Since their invention and introduction to the public in the late 1970s, pregnancy tests have helped countless women find out whether or not they were expecting. These tests have remarkable accuracy rates, with many brands giving results that are 99 percent accurate. However, the reliability of these tests centers in part on how well women use them and how well they can interpret their own results. Before they take a test, they may do well to learn some important pregnancy test tips first.
One of the most important tips involves using the test at the right time of the month. Some women, especially those who are very eager to become mothers and those who have never before been pregnant, test too soon and get results that are many times inaccurate. They may actually be pregnant; however, because they tested too early their test was unable to detect any hCG hormone, which is created by the growing baby’s placenta. The hormone hCG starts to become traceable about 11 days after conception has occurred. If a woman tests before the 11 days have passed since she conceived, she will more than likely get a false negative result.
Another important tip when taking a test involves using it during the optimal time of day. Most brands recommend that women take their tests first thing in the morning when their urine will contain the most concentrated levels of hCG. If they test later in the day, their urine could become diluted with water, caffeine, medications, and other inhibitors that could mask the presence of hCG.
Home pregnancy tests prove to be very simple to use in the privacy of a woman’s home. Despite being relatively self-explanatory, some women may benefit by understanding what could compromise their results. For example, most brands of tests come with instructions that warn women to wash their hands prior to using. Even so, many women skip this step because they believe that their hands are clean and do not contain contaminants that could jeopardize the reliability of their results. However, even something as seemingly harmless as sweat or hand lotion could contaminate the test window and cause the strip to malfunction. Rather than risk any malfunction at all, women would do well to wash their hands prior to taking the test.
Another step that they are advised to take involves making sure no urine splashes on the test window while they are taking the test. While the indicator window will show the final result of the test, it can malfunction if urine comes direct contact with it. Rather, the urine must travel up the test strip until it reaches the window. This gradual process allows the strip to detect hCG accurately. To prevent splashing, many tests are now made with splash guards.
Finally, women who use home pregnancy tests are advised to give their tests time to work. They should avoid the rush to interpret the results before a full three or four minutes have passed. Rushing to read the results can cause women to believe that they are not pregnant when in fact they are.
First Response is heralded as one of the best brands of pregnancy tests on the market. Women love this brand because it allows them to test early and know before they miss a period whether or not they are pregnant. As innovative and reliable as it is, however, it can be compromised if women fail to understand how to take it properly. Before they use a First Response test, they should learn what actions of theirs could cause a false result.

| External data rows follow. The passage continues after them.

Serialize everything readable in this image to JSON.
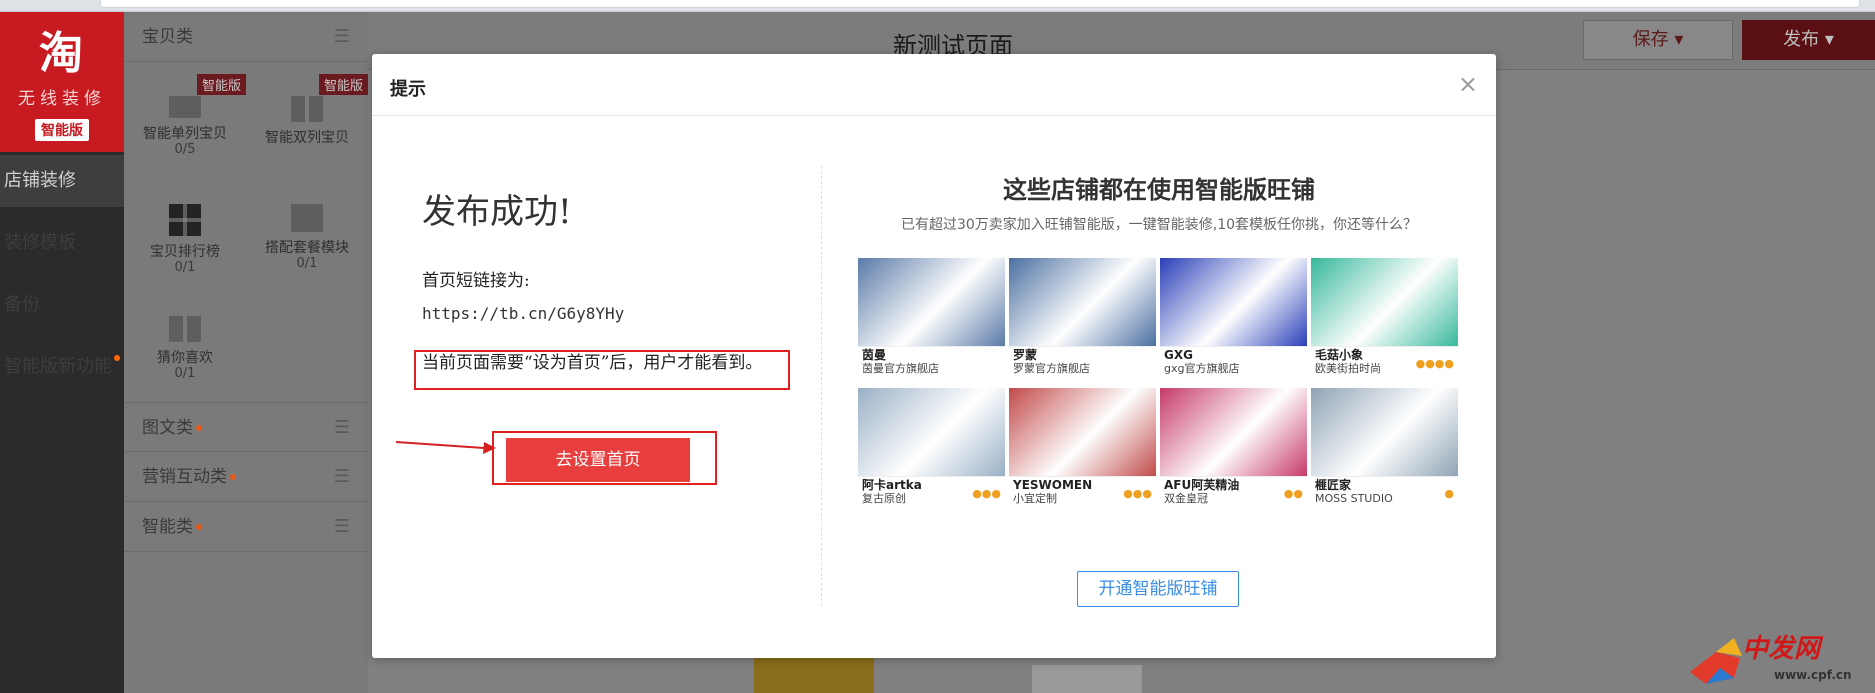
{
  "sidebar": {
    "logo_glyph": "淘",
    "logo_sub": "无线装修",
    "logo_badge": "智能版",
    "items": [
      {
        "label": "店铺装修"
      },
      {
        "label": "装修模板"
      },
      {
        "label": "备份"
      },
      {
        "label": "智能版新功能"
      }
    ]
  },
  "panel": {
    "section_baby": "宝贝类",
    "widgets": [
      {
        "name": "智能单列宝贝",
        "count": "0/5",
        "tag": "智能版"
      },
      {
        "name": "智能双列宝贝",
        "count": "",
        "tag": "智能版"
      },
      {
        "name": "宝贝排行榜",
        "count": "0/1",
        "tag": ""
      },
      {
        "name": "搭配套餐模块",
        "count": "0/1",
        "tag": ""
      },
      {
        "name": "猜你喜欢",
        "count": "0/1",
        "tag": ""
      }
    ],
    "section_graphic": "图文类",
    "section_marketing": "营销互动类",
    "section_smart": "智能类"
  },
  "header": {
    "title": "新测试页面",
    "save_label": "保存",
    "publish_label": "发布"
  },
  "modal": {
    "title": "提示",
    "close": "×",
    "success": "发布成功!",
    "link_label": "首页短链接为:",
    "link_url": "https://tb.cn/G6y8YHy",
    "notice": "当前页面需要“设为首页”后，用户才能看到。",
    "set_home_button": "去设置首页",
    "promo_title": "这些店铺都在使用智能版旺铺",
    "promo_subtitle": "已有超过30万卖家加入旺铺智能版，一键智能装修,10套模板任你挑，你还等什么？",
    "open_button": "开通智能版旺铺",
    "shops": [
      {
        "brand": "茵曼",
        "caption": "茵曼官方旗舰店",
        "color": "#5a7aa8"
      },
      {
        "brand": "罗蒙",
        "caption": "罗蒙官方旗舰店",
        "color": "#4a6fa0"
      },
      {
        "brand": "GXG",
        "caption": "gxg官方旗舰店",
        "color": "#2a3fb8"
      },
      {
        "brand": "毛菇小象",
        "caption": "欧美街拍时尚",
        "color": "#36b89a"
      },
      {
        "brand": "阿卡artka",
        "caption": "复古原创",
        "color": "#9ab0c6"
      },
      {
        "brand": "YESWOMEN",
        "caption": "小宜定制",
        "color": "#c24a4a"
      },
      {
        "brand": "AFU阿芙精油",
        "caption": "双金皇冠",
        "color": "#c63a6a"
      },
      {
        "brand": "榧匠家",
        "caption": "MOSS STUDIO",
        "color": "#8fa3b5"
      }
    ]
  },
  "watermark": {
    "text": "中发网",
    "url": "www.cpf.cn"
  }
}
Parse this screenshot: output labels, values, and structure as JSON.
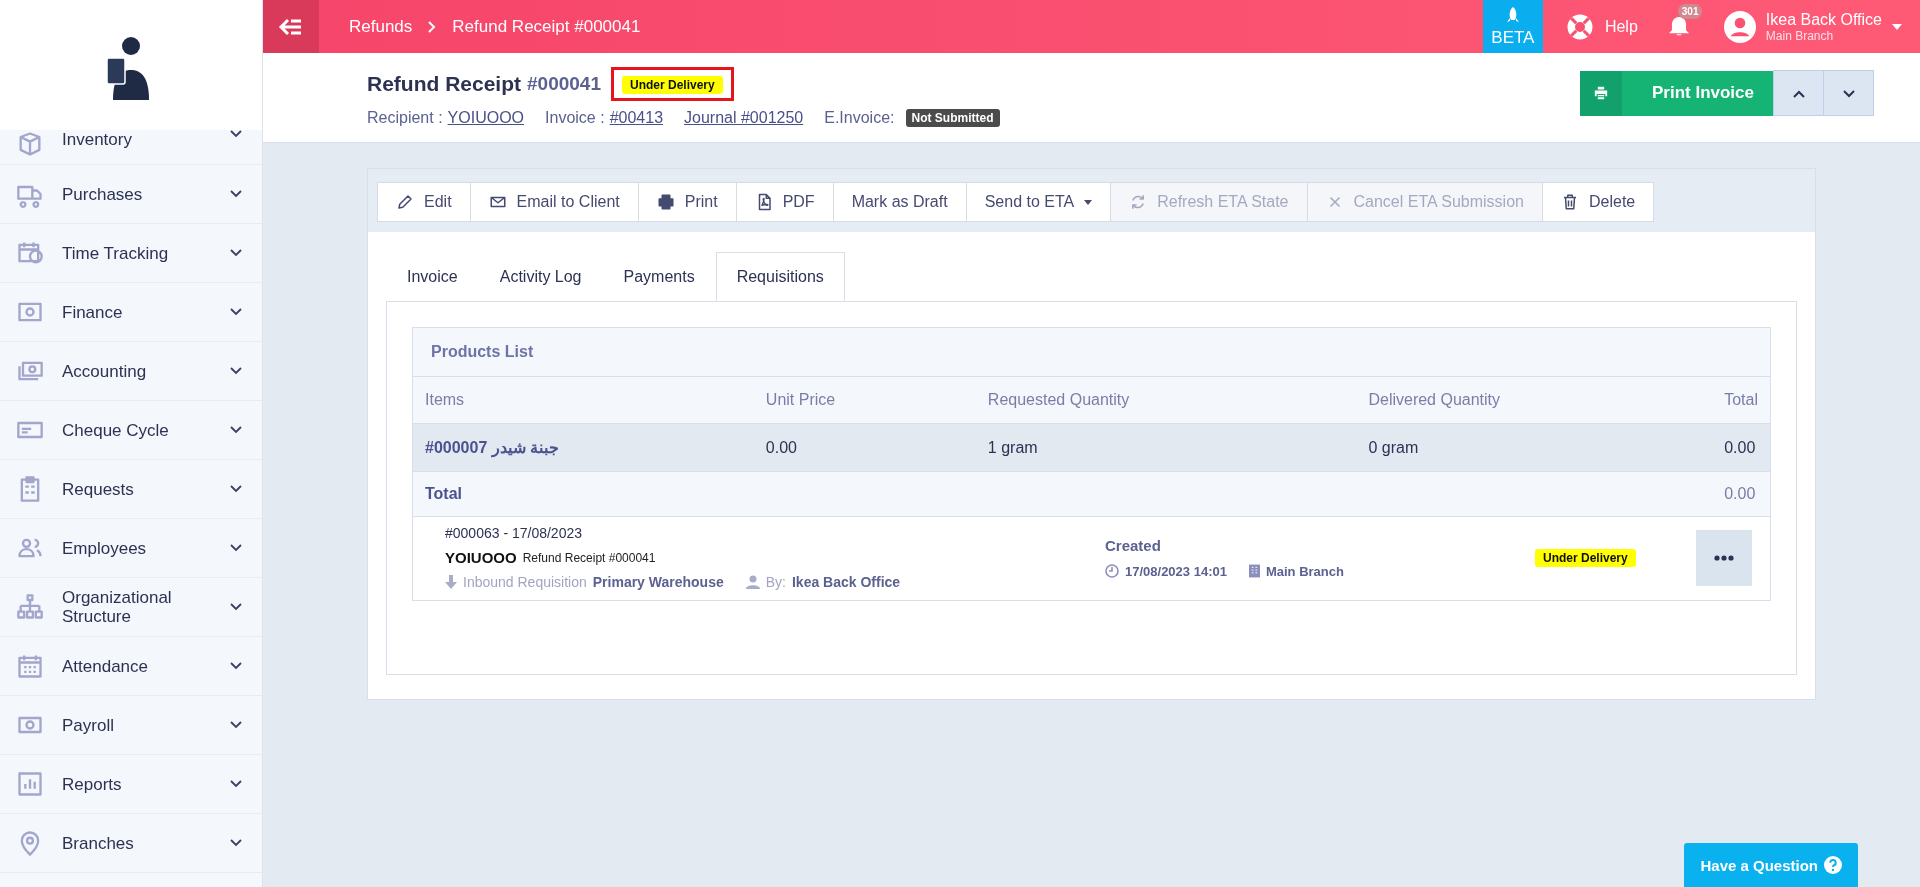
{
  "topbar": {
    "breadcrumbs": [
      {
        "label": "Refunds"
      },
      {
        "label": "Refund Receipt #000041"
      }
    ],
    "beta": "BETA",
    "help": "Help",
    "notifications": "301",
    "user": {
      "name": "Ikea Back Office",
      "branch": "Main Branch"
    }
  },
  "sidebar": {
    "items": [
      {
        "label": "Inventory",
        "kind": "box"
      },
      {
        "label": "Purchases",
        "kind": "truck"
      },
      {
        "label": "Time Tracking",
        "kind": "clock"
      },
      {
        "label": "Finance",
        "kind": "safe"
      },
      {
        "label": "Accounting",
        "kind": "money"
      },
      {
        "label": "Cheque Cycle",
        "kind": "cheque"
      },
      {
        "label": "Requests",
        "kind": "clipboard"
      },
      {
        "label": "Employees",
        "kind": "people"
      },
      {
        "label": "Organizational Structure",
        "kind": "org"
      },
      {
        "label": "Attendance",
        "kind": "calendar"
      },
      {
        "label": "Payroll",
        "kind": "cash"
      },
      {
        "label": "Reports",
        "kind": "chart"
      },
      {
        "label": "Branches",
        "kind": "pin"
      }
    ]
  },
  "header": {
    "title": "Refund Receipt",
    "number": "#000041",
    "status": "Under Delivery",
    "recipient_label": "Recipient :",
    "recipient": "YOIUOOO",
    "invoice_label": "Invoice :",
    "invoice": "#00413",
    "journal": "Journal #001250",
    "einvoice_label": "E.Invoice:",
    "einvoice_status": "Not Submitted",
    "print_button": "Print Invoice"
  },
  "toolbar": [
    {
      "label": "Edit",
      "kind": "pencil",
      "disabled": false,
      "dropdown": false
    },
    {
      "label": "Email to Client",
      "kind": "envelope",
      "disabled": false,
      "dropdown": false
    },
    {
      "label": "Print",
      "kind": "printer",
      "disabled": false,
      "dropdown": false
    },
    {
      "label": "PDF",
      "kind": "pdf",
      "disabled": false,
      "dropdown": false
    },
    {
      "label": "Mark as Draft",
      "kind": "none",
      "disabled": false,
      "dropdown": false
    },
    {
      "label": "Send to ETA",
      "kind": "none",
      "disabled": false,
      "dropdown": true
    },
    {
      "label": "Refresh ETA State",
      "kind": "refresh",
      "disabled": true,
      "dropdown": false
    },
    {
      "label": "Cancel ETA Submission",
      "kind": "cross",
      "disabled": true,
      "dropdown": false
    },
    {
      "label": "Delete",
      "kind": "trash",
      "disabled": false,
      "dropdown": false
    }
  ],
  "tabs": [
    {
      "label": "Invoice",
      "selected": false
    },
    {
      "label": "Activity Log",
      "selected": false
    },
    {
      "label": "Payments",
      "selected": false
    },
    {
      "label": "Requisitions",
      "selected": true
    }
  ],
  "products": {
    "title": "Products List",
    "columns": [
      "Items",
      "Unit Price",
      "Requested Quantity",
      "Delivered Quantity",
      "Total"
    ],
    "rows": [
      {
        "item": "#000007 جبنة شيدر",
        "unit_price": "0.00",
        "requested": "1 gram",
        "delivered": "0 gram",
        "total": "0.00"
      }
    ],
    "total_label": "Total",
    "total_value": "0.00"
  },
  "requisition": {
    "number_date": "#000063 - 17/08/2023",
    "client": "YOIUOOO",
    "reference": "Refund Receipt #000041",
    "type": "Inbound Requisition",
    "warehouse": "Primary Warehouse",
    "by_label": "By:",
    "by": "Ikea Back Office",
    "state": "Created",
    "datetime": "17/08/2023 14:01",
    "branch": "Main Branch",
    "status": "Under Delivery"
  },
  "help_button": "Have a Question"
}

One of the primary reasons that women think their First Response test failed them centers on their own miscalculations. They may know the first day of their last period. However, they cannot know with any reliable degree of certainty when they conceived. Most women ovulate anywhere from 10 to 17 days after the first day of their last period. A woman with a perfect 28-day cycle typically will ovulate around the 14th day after the first day of her last menses.
However, if she has intercourse a few days prior or after the 14th day, she could conceive at anytime during the mid-point of her cycle. If she tests before she misses her period, she could end up testing too soon for the test to detect any hCG. As such, she may fare better to use her First Response test within a few days of her period’s schedule start or even as soon as the first day that she misses her period.
Like First Response, Clearblue is another brand that has garnered high favor with women for its reliability and ease of use. As with First Response, however, it is possible to jeopardize the results of this brand if the test is not taken as directed. Despite the test saying that women can test prior to missing their periods, women should understand that a positive result prior to missing their period does not mean that the test can determine whether or not a pregnancy is viable. Many women are disappointed and believe their test failed when they start what they believe is a late period.
However, their late period could in fact be a miscarriage. Up to 25 percent of all pregnancies end in miscarriage, in fact. If they take a Clearblue pregnancy test and get a positive result, it is possible that they miscarried when they start what they think is a period a few days or weeks later. This fact is one risk that women take when they test prior to missing a period.
While reliable brands like Clearblue can help women know if they are pregnant, the over-the-counter test should not take the place of early obstetrical care. After getting a positive result, a woman should make an appointment with her obstetrician for further testing and to begin her prenatal care for the next nine months.